To begin, a meeting with a clear agenda, such as “Improving our Sales Processes”, should be scheduled. The meeting should take place early in the morning, when personnel are fresh and less distracted by telephone calls and other work emergencies.   As a Sales and Marketing Director, I highly recommend that you carefully consider whom to include at this meeting.   Based on my experience, everyone involved in the process should be present, ranging from front desk administrators to sales/marketers to retirement community directors and owners.   The critical idea is to be as inclusive as possible, as this is the point where the team begins to establish a consistent understanding of – activities that work well, activities that need improvement and accountability gaps that need correction.  Typically, I begin the meeting by reiterating the purpose and outcome, and proceed by using a whiteboard or flipchart to document:  the specific activities involved (i.e. inbound phone calls, return calls, marketing campaigns), the people responsible for each activity, and the time required to complete each action.   Depending on the size of the group and the complexity of the process, a single meeting may suffice or several meetings may be required to adequately document the process.   Once the existing process is defined, I challenge the participants to suggest modifications to the process that can enhance the customer experience.    Usually, the ensuing session encourages a great deal of discussion, and frequently the team will identify new and exciting ways to modify and improve the method of acquiring a resident.

Formal documentation will often expose process inefficiencies. For example, when analyzing the sales process, you might quickly determine that a key step in the sales process is taking longer to complete than originally anticipated, or that the step is not being completed at all.  To demonstrate, I have seen sales and marketing teams amazed to discover that their process of returning inbound inquiries takes two to three days.   Not surprisingly, this is a significant problem, given that some of the best sales and marketing organizations have demonstrated that closure rates are significantly higher when a call is returned within the first fifteen minutes.

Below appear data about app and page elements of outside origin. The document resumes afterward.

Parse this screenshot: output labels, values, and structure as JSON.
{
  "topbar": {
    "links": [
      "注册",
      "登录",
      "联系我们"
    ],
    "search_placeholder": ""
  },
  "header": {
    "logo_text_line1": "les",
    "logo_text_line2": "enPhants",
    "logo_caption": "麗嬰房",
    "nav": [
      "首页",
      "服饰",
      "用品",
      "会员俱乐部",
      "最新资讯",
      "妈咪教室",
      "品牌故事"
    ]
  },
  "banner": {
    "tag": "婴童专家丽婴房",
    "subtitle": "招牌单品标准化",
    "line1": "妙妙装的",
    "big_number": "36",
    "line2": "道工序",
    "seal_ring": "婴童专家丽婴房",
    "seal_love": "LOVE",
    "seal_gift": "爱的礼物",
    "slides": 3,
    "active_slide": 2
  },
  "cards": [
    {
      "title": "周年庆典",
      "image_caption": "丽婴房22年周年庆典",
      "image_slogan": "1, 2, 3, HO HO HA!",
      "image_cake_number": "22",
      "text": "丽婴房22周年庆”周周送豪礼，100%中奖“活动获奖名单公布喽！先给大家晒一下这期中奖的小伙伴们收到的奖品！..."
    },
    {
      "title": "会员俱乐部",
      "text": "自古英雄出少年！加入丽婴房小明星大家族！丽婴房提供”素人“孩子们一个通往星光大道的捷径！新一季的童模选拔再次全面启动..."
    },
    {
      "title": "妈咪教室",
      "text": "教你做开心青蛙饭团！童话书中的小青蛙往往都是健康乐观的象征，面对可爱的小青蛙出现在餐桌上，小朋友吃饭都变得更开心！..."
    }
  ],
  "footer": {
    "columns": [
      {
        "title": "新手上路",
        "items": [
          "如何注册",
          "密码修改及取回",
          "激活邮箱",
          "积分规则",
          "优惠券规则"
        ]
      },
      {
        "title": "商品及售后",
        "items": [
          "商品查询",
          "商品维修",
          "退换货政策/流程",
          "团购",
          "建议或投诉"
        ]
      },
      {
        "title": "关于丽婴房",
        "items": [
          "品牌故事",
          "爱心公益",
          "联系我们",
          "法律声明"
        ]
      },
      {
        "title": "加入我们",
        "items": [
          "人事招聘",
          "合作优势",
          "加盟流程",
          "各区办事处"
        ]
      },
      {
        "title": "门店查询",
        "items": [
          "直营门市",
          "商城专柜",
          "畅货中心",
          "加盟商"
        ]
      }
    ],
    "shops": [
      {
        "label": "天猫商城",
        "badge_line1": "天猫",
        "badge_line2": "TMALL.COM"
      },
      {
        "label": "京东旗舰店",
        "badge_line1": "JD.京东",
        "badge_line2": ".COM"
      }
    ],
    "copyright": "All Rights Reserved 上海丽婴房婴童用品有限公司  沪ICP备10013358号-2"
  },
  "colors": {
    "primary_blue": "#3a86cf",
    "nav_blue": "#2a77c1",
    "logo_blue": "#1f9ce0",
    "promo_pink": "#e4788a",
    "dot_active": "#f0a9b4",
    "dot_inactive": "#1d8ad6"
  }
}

Documentation of the sales and marketing process also serves to highlight accountability and responsibility gaps.  For instance, detailed work charts may reveal that your sales and marketing staff is devoting excessive hours to non-sales/marketing activities.

The final step in the process involves transcribing the work charts and mappings from a whiteboard to a digital format.  This allows your team to revisit the process on a quarterly basis and make any changes and appropriate adaptations.  By visiting our website, you can view a sample Retirement Home Sales and Marketing Process.